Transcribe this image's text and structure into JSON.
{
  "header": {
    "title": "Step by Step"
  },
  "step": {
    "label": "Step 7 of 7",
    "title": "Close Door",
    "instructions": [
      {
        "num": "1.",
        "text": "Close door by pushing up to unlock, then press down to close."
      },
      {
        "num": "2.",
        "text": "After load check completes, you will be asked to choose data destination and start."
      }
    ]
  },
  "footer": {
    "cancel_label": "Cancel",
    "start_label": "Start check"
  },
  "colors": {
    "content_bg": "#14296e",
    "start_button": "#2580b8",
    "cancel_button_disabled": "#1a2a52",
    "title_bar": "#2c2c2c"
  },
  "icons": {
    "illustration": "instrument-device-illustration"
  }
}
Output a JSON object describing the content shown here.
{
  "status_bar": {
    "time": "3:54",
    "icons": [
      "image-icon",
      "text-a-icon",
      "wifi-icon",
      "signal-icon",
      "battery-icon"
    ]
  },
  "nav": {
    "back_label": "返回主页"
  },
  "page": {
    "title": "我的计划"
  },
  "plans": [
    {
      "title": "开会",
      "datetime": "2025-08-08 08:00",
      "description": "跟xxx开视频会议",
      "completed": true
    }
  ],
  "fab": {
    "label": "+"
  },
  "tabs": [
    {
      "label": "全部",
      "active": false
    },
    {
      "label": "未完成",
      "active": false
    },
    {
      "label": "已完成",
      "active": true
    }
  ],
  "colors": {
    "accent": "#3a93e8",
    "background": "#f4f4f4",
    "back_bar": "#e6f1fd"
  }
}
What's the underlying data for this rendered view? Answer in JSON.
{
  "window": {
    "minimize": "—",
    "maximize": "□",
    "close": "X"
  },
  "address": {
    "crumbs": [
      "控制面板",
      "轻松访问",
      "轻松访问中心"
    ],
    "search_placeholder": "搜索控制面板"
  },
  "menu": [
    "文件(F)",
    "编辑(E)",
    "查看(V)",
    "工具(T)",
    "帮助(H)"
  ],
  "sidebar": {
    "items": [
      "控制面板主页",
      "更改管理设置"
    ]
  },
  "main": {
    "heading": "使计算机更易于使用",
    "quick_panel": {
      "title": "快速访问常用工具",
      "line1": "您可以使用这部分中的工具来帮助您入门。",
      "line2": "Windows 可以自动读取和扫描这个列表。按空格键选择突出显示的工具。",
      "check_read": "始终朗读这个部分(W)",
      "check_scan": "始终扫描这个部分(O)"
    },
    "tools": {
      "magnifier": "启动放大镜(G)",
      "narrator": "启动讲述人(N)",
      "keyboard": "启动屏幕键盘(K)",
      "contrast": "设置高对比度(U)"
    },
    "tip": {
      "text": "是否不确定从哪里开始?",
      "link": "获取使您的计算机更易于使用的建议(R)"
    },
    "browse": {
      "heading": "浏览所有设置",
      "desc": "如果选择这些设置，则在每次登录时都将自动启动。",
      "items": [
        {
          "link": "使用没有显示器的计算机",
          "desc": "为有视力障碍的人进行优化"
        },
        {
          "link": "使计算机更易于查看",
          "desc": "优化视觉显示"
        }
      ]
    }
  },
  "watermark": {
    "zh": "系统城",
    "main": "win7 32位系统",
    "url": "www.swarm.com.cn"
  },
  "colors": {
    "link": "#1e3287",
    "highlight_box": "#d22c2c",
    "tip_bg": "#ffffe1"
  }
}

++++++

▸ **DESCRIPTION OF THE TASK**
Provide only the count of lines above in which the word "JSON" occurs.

▸ **OUTPUT BELOW**
3